Chuck Forsman, writer/artist

self-published, 2009

20 pages

$4

Buy it from The Oily Boutique

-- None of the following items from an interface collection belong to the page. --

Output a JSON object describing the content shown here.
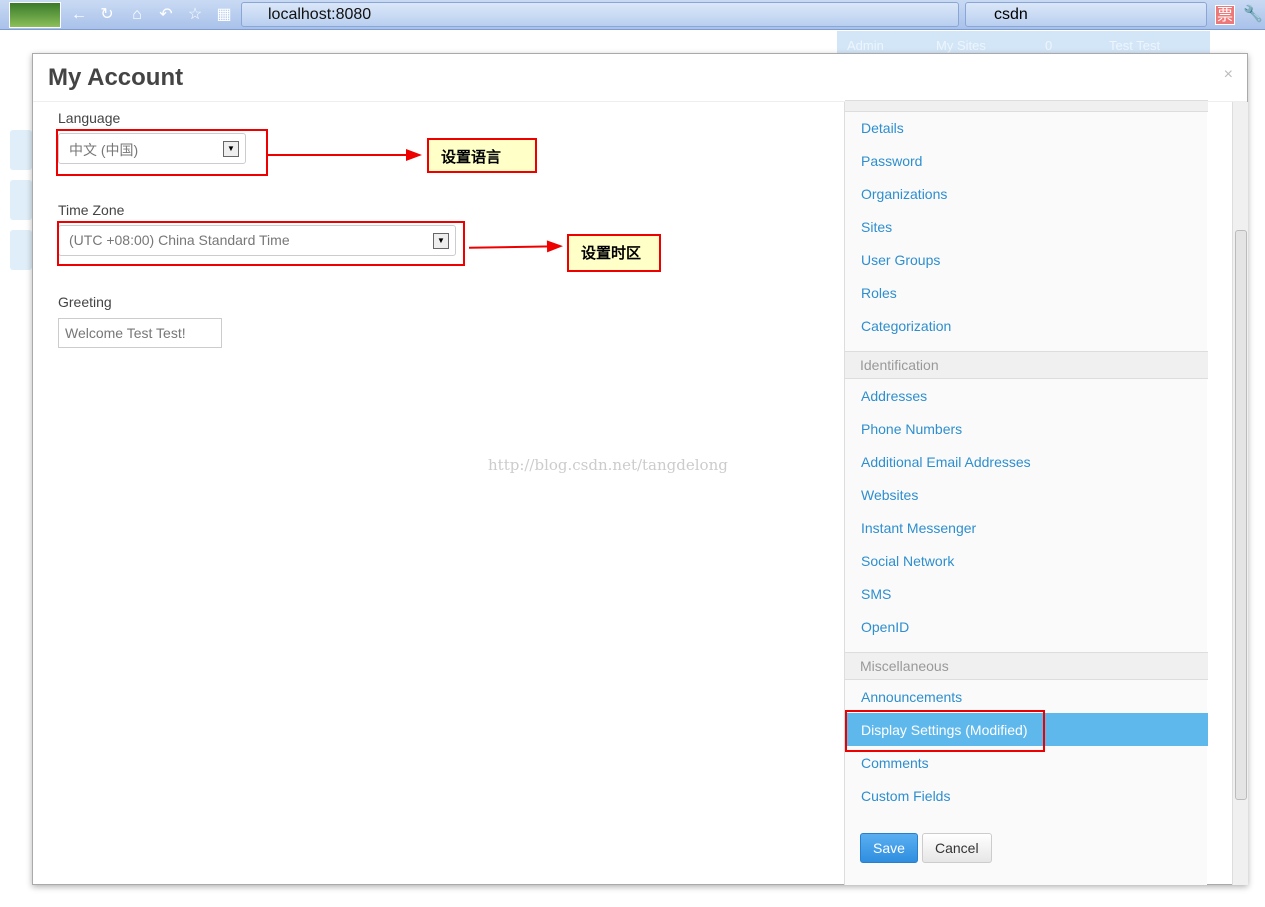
{
  "browser": {
    "url": "localhost:8080",
    "search": "csdn"
  },
  "topbar": {
    "items": [
      "Admin",
      "My Sites",
      "0",
      "Test Test"
    ]
  },
  "modal": {
    "title": "My Account",
    "close": "×"
  },
  "form": {
    "language_label": "Language",
    "language_value": "中文 (中国)",
    "timezone_label": "Time Zone",
    "timezone_value": "(UTC +08:00) China Standard Time",
    "greeting_label": "Greeting",
    "greeting_value": "Welcome Test Test!"
  },
  "annotations": {
    "language": "设置语言",
    "timezone": "设置时区"
  },
  "watermark": "http://blog.csdn.net/tangdelong",
  "sidebar": {
    "user_items": [
      "Details",
      "Password",
      "Organizations",
      "Sites",
      "User Groups",
      "Roles",
      "Categorization"
    ],
    "identification_header": "Identification",
    "identification_items": [
      "Addresses",
      "Phone Numbers",
      "Additional Email Addresses",
      "Websites",
      "Instant Messenger",
      "Social Network",
      "SMS",
      "OpenID"
    ],
    "misc_header": "Miscellaneous",
    "misc_items": [
      "Announcements",
      "Display Settings (Modified)",
      "Comments",
      "Custom Fields"
    ],
    "active_item": "Display Settings (Modified)"
  },
  "buttons": {
    "save": "Save",
    "cancel": "Cancel"
  },
  "colors": {
    "link": "#2e8ece",
    "active": "#5eb8ec",
    "annotation": "#ee0000",
    "save": "#3f9de8"
  }
}
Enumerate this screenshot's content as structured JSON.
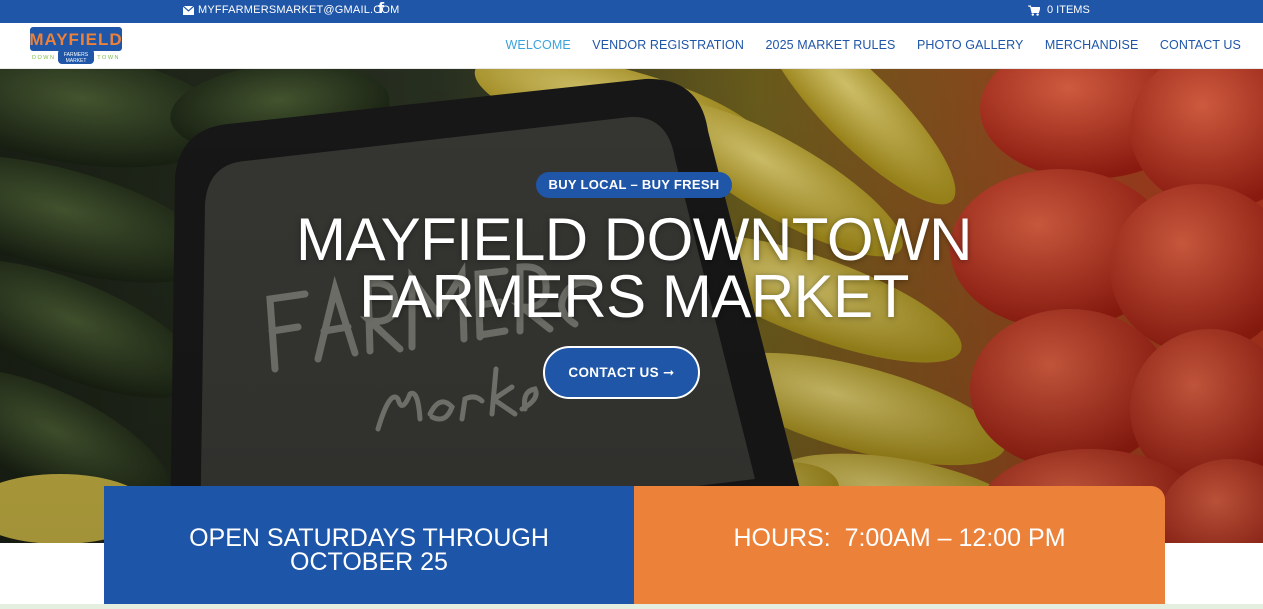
{
  "topbar": {
    "email": "MYFFARMERSMARKET@GMAIL.COM",
    "facebook_icon": "facebook-icon",
    "cart_label": "0 ITEMS"
  },
  "logo": {
    "main": "MAYFIELD",
    "left": "DOWN",
    "right": "TOWN",
    "badge_line1": "FARMERS",
    "badge_line2": "MARKET"
  },
  "nav": {
    "items": [
      {
        "label": "WELCOME",
        "active": true
      },
      {
        "label": "VENDOR REGISTRATION",
        "active": false
      },
      {
        "label": "2025 MARKET RULES",
        "active": false
      },
      {
        "label": "PHOTO GALLERY",
        "active": false
      },
      {
        "label": "MERCHANDISE",
        "active": false
      },
      {
        "label": "CONTACT US",
        "active": false
      }
    ]
  },
  "hero": {
    "tagline": "BUY LOCAL – BUY FRESH",
    "title_line1": "MAYFIELD DOWNTOWN",
    "title_line2": "FARMERS MARKET",
    "cta_label": "CONTACT US ➞"
  },
  "info": {
    "left_line1": "OPEN SATURDAYS THROUGH",
    "left_line2": "OCTOBER 25",
    "right_text": "HOURS:  7:00AM – 12:00 PM"
  },
  "colors": {
    "brand_blue": "#1f56a8",
    "active_nav": "#3aa3dd",
    "orange": "#ec813a"
  }
}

I think there’s something on the verge of being really, really good here. Forsman’s wispy, hesitant line and Segar and Gray by way of Chester Brown and Sammy Harkham character designs can at times feel a bit unmoored against his backgroundless panels–I never quite buy their physicality. But it’s a lovely style, one that makes his characters instantly sympathetic, particularly the hefty, good-natured title character with his wilted mohawk and Sears uniform, but also even the abrasive, adenoidal types with whom he interacts. And that in turn is key to making the umpteenth “’80s ennui among the Great American Nowhere’s lower middle class” comic you’ve read feel, if not fresh, then at least deeply felt rather than a report from a rear-view mirror. Several of the moments Forsman selects to highlight in this day in the life are really astutely observed and wincingly sad, recognizable to anyone who’s overstayed their welcome in suburbia with shit jobs, fast food, small-hours onanism, and well-meaning reprimands from the family with whom he’s saddled himself. (Take that either way you want.) The ending in particular killed me, and I could return to the page where Wolf eats a burger and fries by himself over and over. Forsman clearly has enough control over line, pacing, and story that this is the sort of comic you read as much for the promise of future ones as for this one itself. I look forward to that future.